EMS News Reports
Fired Fla. 911 dispatcher to get job back
Arbitrator says city is inconsistent in discipline of 911 call takers
The police dispatcher fired for failing to send help to a crash victim who was found dead hours later is getting her job back, along with a year's back pay.
Fla. city considers change to EMS system
Although a consultant says the city could bring in millions by breaking away from the county EMS system, fire officials say that's not the plan — at least not yet.
But clearly they are looking at changes to the current system. Steve Knight, the department's rescue division chief, says the vision is a hybrid.
Ohio critics: Competition between medical helicopters puts patients at risk
The skies above the Tri-State are getting crowded these days. While the number of flights into the local Cincinnati Northern Kentucky International Airport have dropped precipitously, the number of medical helicopters circling the skies has grown exponentially.
Officials: Man behind Mass. EMT scam 'rarely taught' in full
A man has been indicted as the ringleader of a scheme that investigators say falsely re-certified hundreds of emergency medical technicians in Massachusetts and New Hampshire.
Leo Nault, 50, was indicted by a grand jury in Massachusetts for offering 16 refresher courses between 2006 and 2009 during which he 'rarely taught the course in full, and sometimes not at all.'
Pittsburgh officials prepare for worst of winter
As the first flakes of snow were forecast to fall in the region, Pittsburgh officials began putting the finishing touches on a snow-response plan to avoid a repeat of February's disaster.
Minn. paramedic guilty on drug charge
A paramedic accused of injecting himself with a painkiller while transporting a patient by ambulance has pleaded guilty of drug charges in northeastern Minnesota.
John Rudolph Ditzler, 41, of Virginia pleaded guilty Monday of fifth-degree possession of a controlled substance.
EMS Week 2010

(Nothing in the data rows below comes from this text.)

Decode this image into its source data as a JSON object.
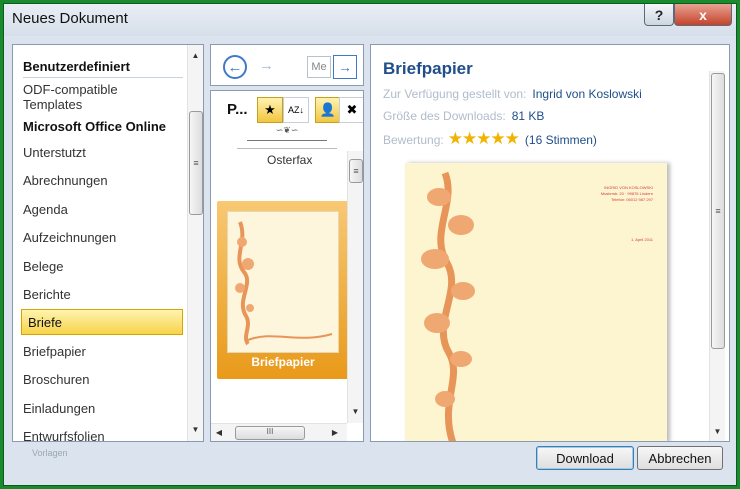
{
  "window": {
    "title": "Neues Dokument",
    "help_label": "?",
    "close_label": "x"
  },
  "sidebar": {
    "items": [
      {
        "label": "Benutzerdefiniert",
        "bold": true
      },
      {
        "label": "ODF-compatible"
      },
      {
        "label": "Templates"
      },
      {
        "label": "Microsoft Office Online",
        "bold": true
      },
      {
        "label": "Unterstutzt"
      },
      {
        "label": "Abrechnungen"
      },
      {
        "label": "Agenda"
      },
      {
        "label": "Aufzeichnungen"
      },
      {
        "label": "Belege"
      },
      {
        "label": "Berichte"
      },
      {
        "label": "Briefe",
        "selected": true
      },
      {
        "label": "Briefpapier"
      },
      {
        "label": "Broschuren"
      },
      {
        "label": "Einladungen"
      },
      {
        "label": "Entwurfsfolien"
      }
    ],
    "footer": "Vorlagen"
  },
  "nav": {
    "back": "←",
    "forward": "→",
    "more": "Me",
    "next": "→"
  },
  "middle": {
    "group_title": "P...",
    "sort_label": "AZ↓",
    "prev_template": "Osterfax",
    "selected_template": "Briefpapier",
    "hscroll_grip": "III"
  },
  "details": {
    "title": "Briefpapier",
    "provided_by_label": "Zur Verfügung gestellt von:",
    "provided_by": "Ingrid von Koslowski",
    "size_label": "Größe des Downloads:",
    "size": "81 KB",
    "rating_label": "Bewertung:",
    "rating_stars": 5,
    "stars_display": "★★★★★",
    "votes": "(16 Stimmen)",
    "preview_sender": "INGRID VON KOSLOWSKI",
    "preview_street": "Musterstr. 20 · 99876 Lindern",
    "preview_phone": "Telefon: 06012 987 297",
    "preview_date": "1. April 2011"
  },
  "buttons": {
    "download": "Download",
    "cancel": "Abbrechen"
  },
  "colors": {
    "accent": "#1f4e8a",
    "selection": "#f7d44a",
    "tile": "#e89a1a",
    "frame": "#1a8a2e"
  }
}
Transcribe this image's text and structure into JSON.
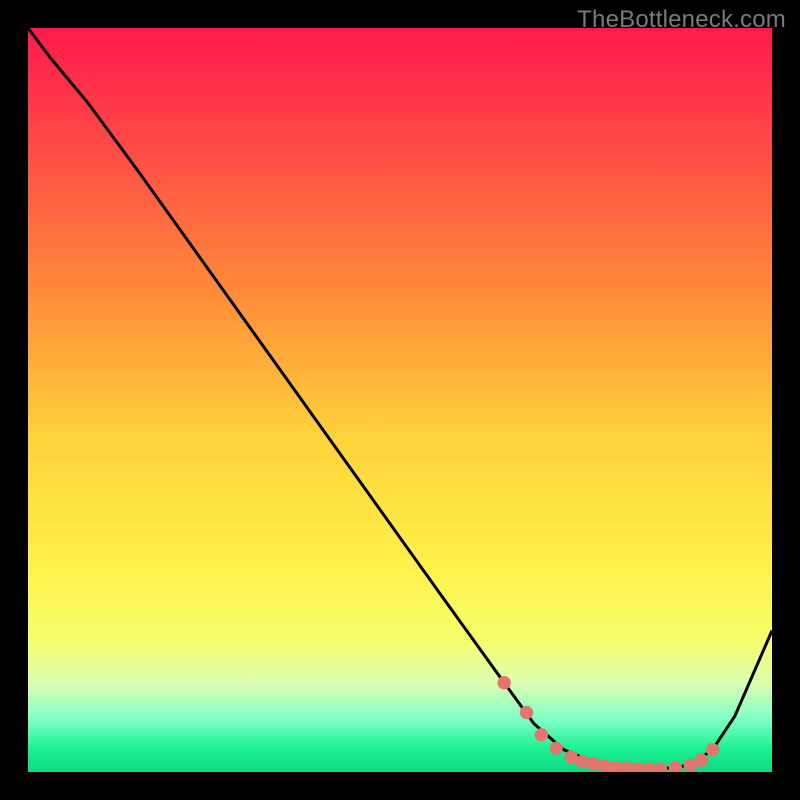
{
  "watermark": "TheBottleneck.com",
  "chart_data": {
    "type": "line",
    "title": "",
    "xlabel": "",
    "ylabel": "",
    "xlim": [
      0,
      100
    ],
    "ylim": [
      0,
      100
    ],
    "grid": false,
    "legend": false,
    "gradient_stops": [
      {
        "offset": 0.0,
        "color": "#ff1a4b"
      },
      {
        "offset": 0.15,
        "color": "#ff4747"
      },
      {
        "offset": 0.35,
        "color": "#ff8a3a"
      },
      {
        "offset": 0.55,
        "color": "#ffd23a"
      },
      {
        "offset": 0.72,
        "color": "#fff04a"
      },
      {
        "offset": 0.82,
        "color": "#f7ff6a"
      },
      {
        "offset": 0.88,
        "color": "#dcffb0"
      },
      {
        "offset": 0.93,
        "color": "#7effc7"
      },
      {
        "offset": 0.97,
        "color": "#1af090"
      },
      {
        "offset": 1.0,
        "color": "#0fd884"
      }
    ],
    "series": [
      {
        "name": "curve",
        "color": "#000000",
        "x": [
          0.0,
          3.0,
          8.0,
          15.0,
          25.0,
          40.0,
          55.0,
          64.0,
          68.0,
          72.0,
          76.0,
          80.0,
          85.0,
          89.0,
          92.0,
          95.0,
          100.0
        ],
        "y": [
          100.0,
          96.0,
          90.0,
          80.5,
          66.5,
          45.5,
          24.5,
          12.0,
          6.5,
          3.0,
          1.3,
          0.6,
          0.4,
          0.9,
          3.0,
          7.5,
          19.0
        ]
      }
    ],
    "markers": {
      "name": "dots",
      "color": "#e2766d",
      "radius_pct": 0.9,
      "x": [
        64.0,
        67.0,
        69.0,
        71.0,
        73.0,
        74.5,
        76.0,
        77.5,
        79.0,
        80.5,
        82.0,
        83.5,
        85.0,
        87.0,
        89.0,
        90.5,
        92.0
      ],
      "y": [
        12.0,
        8.0,
        5.0,
        3.2,
        2.0,
        1.4,
        1.1,
        0.8,
        0.6,
        0.5,
        0.4,
        0.4,
        0.4,
        0.6,
        0.9,
        1.6,
        3.0
      ]
    }
  }
}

ACEP's 37th National EMS Week, May 16 – 22, 2010 was a time for medical providers and community members to come together and celebrate those who administer prehospital care. We covered the week with a contest and columns from our most popular writers.
Comcast sued over response to Fla. EMS call
The family of an 81-year-old Florida grandmother who died waiting for paramedics to arrive at her home has filed a lawsuit against Comcast over its handling of her emergency calls.
Memorial service planned for fallen Canada paramedics
A memorial service honoring the lives of two paramedics killed earlier this week when their ambulance plunged off a cliff will be held in two weeks.
Jo-Ann Fuller and Ivan Polivka died after their ambulance sunk into Kennedy Lake.
Mass. EMT scandal in hands of Attorney General
Police Chief Alan DeNaro has finished his investigation of 30 Haverhill firefighters implicated in the statewide EMT training scandal and his report has been turned over to the Attorney General's Office for possible criminal charges, Mayor James Fiorentini said.
UK 'super paramedics' nominated for award
A ground-breaking scheme by the Welsh Ambulance Service to put a new breed of super-paramedics on the roads has been nominated for a major national award.
In a UK first it has seen a network of highly-trained and equipped practitioners distributed across Wales, not just responding to emergencies but also making decisions about aftercare.
EMS Expo 2010 in Dallas
EMS1 was in Dallas reporting from EMS Expo 2010, with the latest news — including breaking news, hot products and useful tips from educational sessions.
AMR commended for response to San Bruno gas explosion
AMR was commended this week for its response during the gas explosion that ripped through a neighborhood near San Francisco that left seven dead and dozens injured earlier this month.
AMR responded with more than 36 ambulances and 72 crew members to the disaster in San Bruno on Sept. 9 within six minutes of the first 911 call. They were able to call for additional ambulance units from neighboring cities
Some EMTs in Ohio reluctant to draw blood for police
A law that takes effect Friday will allow emergency medical workers to draw blood from drivers who crash and are suspected of using drugs or alcohol.
Only physicians, registered nurses, qualified technicians, chemists and phlebotomists currently can take blood from drivers suspected of operating vehicles while under the influence.
Report: NC EMS worker swerved, overturning ambulance
An ambulance accident that sent three people to the hospital Tuesday happened as the driver overcorrected while changing lanes, according to a police report.
The driver of the ambulance, 22-year-old Benajamine Washburn, was driving in the left lane of northbound N.C. 68 at 12:17 p.m., the report said.